The past decade has seen significant progress in characterizing uncertainty in environmental systems models, through statistical treatment of incomplete knowledge regarding parameters, model structure, and observational data. Attention has now turned to the issue of model structural adequacy (MSA, a term we prefer over model structure "error"). In reviewing philosophical perspectives from the groundwater, unsaturated zone, terrestrial hydrometeorology, and surface water communities about how to model the terrestrial hydrosphere, we identify several areas where different subcommunities can learn from each other. In this paper, we (a) propose a consistent and systematic "unifying conceptual framework" consisting of five formal steps for comprehensive assessment of MSA; (b) discuss the need for a pluralistic definition of adequacy; (c) investigate how MSA has been addressed in the literature; and (d) identify four important issues that require detailed attentionstructured model evaluation, diagnosis of epistemic cause, attention to appropriate model complexity, and a multihypothesis approach to inference. We believe that there exists tremendous scope to collectively improve the scientific fidelity of our models and that the proposed framework can help to overcome barriers to communication.
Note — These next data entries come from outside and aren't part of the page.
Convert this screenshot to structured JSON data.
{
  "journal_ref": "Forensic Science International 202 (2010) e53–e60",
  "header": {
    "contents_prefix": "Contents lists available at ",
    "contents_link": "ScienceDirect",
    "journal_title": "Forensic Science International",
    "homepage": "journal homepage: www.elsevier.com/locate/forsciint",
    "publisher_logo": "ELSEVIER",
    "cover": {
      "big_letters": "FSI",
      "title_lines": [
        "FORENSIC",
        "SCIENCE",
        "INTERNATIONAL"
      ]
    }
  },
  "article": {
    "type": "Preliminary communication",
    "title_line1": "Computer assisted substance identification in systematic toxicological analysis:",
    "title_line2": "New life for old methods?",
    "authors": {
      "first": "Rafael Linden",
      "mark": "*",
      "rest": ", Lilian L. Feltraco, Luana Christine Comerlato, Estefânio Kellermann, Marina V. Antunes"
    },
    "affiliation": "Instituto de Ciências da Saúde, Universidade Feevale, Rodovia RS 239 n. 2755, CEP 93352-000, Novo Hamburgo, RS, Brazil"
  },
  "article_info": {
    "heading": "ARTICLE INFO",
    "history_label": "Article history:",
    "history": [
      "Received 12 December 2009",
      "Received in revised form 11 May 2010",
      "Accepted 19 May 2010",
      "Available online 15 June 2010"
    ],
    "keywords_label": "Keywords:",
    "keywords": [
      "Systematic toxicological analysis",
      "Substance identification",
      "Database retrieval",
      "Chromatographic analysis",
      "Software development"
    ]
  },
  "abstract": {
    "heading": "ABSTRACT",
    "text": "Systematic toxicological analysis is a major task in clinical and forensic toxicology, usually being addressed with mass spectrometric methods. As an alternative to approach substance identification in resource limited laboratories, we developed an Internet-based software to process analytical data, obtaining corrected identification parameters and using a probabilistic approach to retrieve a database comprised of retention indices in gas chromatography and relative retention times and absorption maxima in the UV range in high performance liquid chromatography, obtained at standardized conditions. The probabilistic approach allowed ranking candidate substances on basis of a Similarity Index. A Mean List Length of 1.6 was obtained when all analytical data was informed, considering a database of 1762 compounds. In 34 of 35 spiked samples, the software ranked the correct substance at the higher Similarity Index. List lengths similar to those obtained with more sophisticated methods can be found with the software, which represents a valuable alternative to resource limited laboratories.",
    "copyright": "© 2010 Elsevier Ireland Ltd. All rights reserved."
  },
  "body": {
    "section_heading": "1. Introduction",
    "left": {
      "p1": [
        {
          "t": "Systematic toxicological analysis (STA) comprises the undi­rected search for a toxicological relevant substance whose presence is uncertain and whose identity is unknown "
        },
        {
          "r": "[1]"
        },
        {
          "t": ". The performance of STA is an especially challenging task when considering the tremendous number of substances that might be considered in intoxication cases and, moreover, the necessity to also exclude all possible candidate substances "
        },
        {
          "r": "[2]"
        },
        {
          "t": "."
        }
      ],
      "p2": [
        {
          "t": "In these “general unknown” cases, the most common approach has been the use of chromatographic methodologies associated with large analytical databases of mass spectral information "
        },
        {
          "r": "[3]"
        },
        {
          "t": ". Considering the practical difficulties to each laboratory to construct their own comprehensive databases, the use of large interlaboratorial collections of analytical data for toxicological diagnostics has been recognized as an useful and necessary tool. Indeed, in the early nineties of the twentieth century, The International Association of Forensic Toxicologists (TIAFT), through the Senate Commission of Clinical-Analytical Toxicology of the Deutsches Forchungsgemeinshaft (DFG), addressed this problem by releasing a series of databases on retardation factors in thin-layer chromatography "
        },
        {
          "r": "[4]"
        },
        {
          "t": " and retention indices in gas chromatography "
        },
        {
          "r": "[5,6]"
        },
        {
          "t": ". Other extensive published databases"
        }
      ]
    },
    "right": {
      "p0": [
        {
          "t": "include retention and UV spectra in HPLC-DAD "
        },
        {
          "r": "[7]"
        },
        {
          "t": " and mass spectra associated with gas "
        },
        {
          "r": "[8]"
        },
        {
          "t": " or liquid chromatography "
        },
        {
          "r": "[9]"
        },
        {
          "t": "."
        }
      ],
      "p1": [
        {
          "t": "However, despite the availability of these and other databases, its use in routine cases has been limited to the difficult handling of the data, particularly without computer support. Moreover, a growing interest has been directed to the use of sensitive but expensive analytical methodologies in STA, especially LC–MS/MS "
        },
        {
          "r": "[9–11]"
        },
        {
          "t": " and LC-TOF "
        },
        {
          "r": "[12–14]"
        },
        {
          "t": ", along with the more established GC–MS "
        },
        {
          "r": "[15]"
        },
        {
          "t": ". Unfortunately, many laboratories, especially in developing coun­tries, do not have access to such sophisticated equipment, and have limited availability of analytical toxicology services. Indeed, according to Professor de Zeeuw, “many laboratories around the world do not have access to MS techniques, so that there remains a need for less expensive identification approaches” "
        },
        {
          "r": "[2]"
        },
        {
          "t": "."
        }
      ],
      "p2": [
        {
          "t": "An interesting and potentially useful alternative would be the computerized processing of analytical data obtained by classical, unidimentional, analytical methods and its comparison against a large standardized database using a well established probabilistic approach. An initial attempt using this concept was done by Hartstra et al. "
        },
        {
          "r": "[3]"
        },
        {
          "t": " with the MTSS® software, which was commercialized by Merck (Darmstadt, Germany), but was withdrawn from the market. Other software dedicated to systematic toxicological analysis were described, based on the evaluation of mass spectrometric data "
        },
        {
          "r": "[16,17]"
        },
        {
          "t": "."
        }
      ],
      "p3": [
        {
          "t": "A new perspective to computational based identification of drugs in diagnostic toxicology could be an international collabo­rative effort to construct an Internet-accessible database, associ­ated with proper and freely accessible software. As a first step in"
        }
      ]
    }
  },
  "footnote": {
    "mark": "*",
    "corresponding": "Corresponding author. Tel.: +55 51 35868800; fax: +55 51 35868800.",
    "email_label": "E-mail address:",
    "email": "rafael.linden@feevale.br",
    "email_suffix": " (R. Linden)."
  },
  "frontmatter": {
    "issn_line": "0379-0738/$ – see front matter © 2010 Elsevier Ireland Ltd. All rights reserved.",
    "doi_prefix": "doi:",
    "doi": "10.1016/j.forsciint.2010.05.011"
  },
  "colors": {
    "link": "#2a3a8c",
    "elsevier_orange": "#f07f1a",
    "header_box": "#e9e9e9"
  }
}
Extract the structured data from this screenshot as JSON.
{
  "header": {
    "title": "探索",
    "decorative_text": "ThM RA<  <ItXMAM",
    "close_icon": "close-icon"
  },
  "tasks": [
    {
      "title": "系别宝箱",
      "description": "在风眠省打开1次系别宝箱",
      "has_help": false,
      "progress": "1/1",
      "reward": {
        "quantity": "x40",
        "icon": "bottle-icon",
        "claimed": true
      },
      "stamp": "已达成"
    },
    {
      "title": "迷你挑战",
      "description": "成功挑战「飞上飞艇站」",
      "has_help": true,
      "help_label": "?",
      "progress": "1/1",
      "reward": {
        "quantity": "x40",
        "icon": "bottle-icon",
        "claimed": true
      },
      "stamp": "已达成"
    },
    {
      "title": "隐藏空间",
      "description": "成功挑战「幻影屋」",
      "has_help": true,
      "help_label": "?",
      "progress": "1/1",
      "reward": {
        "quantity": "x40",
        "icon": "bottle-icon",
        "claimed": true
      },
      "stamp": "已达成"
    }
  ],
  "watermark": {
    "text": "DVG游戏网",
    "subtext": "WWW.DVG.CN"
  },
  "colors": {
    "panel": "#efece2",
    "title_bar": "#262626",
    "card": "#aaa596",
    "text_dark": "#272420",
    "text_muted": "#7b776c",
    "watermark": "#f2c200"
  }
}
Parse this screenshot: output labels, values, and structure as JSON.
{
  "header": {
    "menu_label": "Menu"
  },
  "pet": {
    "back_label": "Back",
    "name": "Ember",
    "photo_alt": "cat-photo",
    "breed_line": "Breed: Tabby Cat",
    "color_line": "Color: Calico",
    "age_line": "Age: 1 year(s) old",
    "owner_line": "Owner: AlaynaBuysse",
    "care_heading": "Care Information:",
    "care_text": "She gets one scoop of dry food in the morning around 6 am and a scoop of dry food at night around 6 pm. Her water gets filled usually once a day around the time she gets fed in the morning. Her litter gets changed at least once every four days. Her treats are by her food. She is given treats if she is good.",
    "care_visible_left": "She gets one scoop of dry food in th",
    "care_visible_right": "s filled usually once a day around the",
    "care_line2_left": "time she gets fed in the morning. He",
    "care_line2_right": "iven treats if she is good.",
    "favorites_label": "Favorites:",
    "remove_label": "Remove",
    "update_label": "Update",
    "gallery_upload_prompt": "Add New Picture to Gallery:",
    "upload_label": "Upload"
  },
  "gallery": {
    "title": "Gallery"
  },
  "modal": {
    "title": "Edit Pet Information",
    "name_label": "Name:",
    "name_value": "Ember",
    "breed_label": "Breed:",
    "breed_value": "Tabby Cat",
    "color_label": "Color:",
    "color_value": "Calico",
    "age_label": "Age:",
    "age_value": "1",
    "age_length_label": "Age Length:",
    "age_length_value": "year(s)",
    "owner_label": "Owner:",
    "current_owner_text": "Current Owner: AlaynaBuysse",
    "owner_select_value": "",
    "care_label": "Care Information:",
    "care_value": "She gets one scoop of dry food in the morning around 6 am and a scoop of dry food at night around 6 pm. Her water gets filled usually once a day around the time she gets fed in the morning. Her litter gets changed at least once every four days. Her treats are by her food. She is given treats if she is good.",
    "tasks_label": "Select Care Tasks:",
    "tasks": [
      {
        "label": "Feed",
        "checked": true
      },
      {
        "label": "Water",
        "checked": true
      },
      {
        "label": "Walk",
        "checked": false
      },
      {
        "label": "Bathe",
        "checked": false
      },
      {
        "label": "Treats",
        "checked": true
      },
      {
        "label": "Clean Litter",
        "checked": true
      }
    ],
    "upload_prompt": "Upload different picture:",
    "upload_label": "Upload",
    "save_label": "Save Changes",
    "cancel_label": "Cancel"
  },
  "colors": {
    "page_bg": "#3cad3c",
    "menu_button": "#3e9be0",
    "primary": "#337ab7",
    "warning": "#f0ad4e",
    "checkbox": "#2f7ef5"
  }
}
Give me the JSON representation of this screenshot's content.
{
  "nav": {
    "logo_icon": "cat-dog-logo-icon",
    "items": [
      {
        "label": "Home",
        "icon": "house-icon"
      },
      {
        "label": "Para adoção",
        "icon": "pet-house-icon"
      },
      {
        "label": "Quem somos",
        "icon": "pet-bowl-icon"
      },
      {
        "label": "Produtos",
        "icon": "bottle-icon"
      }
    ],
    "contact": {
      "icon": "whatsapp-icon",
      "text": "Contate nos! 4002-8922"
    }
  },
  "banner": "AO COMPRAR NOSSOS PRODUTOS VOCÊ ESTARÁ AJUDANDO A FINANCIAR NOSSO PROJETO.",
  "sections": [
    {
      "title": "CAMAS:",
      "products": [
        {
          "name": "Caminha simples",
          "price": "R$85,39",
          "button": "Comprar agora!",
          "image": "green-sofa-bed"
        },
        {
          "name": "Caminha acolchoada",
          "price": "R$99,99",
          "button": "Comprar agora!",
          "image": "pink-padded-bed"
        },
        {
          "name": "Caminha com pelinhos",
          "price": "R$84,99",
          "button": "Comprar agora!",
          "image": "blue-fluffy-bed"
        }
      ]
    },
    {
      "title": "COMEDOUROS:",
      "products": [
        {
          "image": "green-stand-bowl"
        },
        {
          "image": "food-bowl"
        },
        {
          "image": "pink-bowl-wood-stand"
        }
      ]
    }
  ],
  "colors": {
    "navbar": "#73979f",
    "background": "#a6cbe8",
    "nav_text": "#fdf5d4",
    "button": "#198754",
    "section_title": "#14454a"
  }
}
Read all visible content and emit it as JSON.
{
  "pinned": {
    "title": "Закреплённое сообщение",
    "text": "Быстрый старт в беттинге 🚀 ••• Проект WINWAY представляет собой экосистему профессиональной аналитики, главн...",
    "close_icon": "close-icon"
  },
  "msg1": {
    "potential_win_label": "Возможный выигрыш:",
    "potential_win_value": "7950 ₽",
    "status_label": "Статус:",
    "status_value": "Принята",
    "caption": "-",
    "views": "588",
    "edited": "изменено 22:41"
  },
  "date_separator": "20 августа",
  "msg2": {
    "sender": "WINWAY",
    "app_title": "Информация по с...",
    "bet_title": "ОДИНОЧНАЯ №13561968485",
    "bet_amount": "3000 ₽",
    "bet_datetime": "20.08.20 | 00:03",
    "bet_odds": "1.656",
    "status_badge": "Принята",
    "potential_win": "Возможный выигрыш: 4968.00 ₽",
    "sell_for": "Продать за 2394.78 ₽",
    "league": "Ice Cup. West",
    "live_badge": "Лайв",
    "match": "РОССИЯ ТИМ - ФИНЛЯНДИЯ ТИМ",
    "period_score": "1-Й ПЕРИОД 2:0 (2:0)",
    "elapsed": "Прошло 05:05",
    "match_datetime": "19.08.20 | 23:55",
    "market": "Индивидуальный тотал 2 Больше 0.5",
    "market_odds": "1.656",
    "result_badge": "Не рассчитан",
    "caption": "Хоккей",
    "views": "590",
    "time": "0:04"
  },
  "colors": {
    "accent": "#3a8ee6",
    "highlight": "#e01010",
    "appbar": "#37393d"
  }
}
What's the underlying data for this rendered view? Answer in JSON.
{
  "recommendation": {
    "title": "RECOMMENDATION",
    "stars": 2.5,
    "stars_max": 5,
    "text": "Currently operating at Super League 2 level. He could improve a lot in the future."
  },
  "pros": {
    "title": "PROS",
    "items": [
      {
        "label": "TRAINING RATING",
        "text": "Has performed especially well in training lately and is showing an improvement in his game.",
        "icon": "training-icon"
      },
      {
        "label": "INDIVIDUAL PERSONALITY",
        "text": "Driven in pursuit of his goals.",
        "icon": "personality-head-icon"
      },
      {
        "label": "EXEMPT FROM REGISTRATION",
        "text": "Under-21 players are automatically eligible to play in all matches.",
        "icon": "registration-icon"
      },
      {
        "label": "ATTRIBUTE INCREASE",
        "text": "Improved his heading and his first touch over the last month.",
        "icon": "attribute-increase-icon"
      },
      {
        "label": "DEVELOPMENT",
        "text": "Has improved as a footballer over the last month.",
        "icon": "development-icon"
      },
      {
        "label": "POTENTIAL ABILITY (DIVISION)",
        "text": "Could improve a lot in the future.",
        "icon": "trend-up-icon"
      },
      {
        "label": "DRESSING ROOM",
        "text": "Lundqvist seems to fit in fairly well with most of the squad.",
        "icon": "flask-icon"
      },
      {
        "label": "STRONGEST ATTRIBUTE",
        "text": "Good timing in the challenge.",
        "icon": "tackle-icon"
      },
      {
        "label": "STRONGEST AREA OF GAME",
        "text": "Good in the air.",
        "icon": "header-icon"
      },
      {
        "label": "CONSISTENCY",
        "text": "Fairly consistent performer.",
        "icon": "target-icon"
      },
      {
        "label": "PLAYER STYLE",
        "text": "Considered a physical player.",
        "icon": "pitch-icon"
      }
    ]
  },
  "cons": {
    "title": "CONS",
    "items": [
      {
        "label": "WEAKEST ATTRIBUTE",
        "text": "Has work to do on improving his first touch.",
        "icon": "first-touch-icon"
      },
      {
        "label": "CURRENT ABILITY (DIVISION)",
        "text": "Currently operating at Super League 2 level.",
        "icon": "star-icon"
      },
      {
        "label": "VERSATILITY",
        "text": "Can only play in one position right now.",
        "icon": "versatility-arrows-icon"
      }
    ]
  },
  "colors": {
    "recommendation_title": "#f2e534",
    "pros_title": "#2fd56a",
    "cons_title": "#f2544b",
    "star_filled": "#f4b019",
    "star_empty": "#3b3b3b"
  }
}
By doing so, we can make better progress toward addressing the question "How can we use data to detect, characterize, and resolve model structural inadequacies?".
ASJC Scopus subject areas
- Water Science and Technology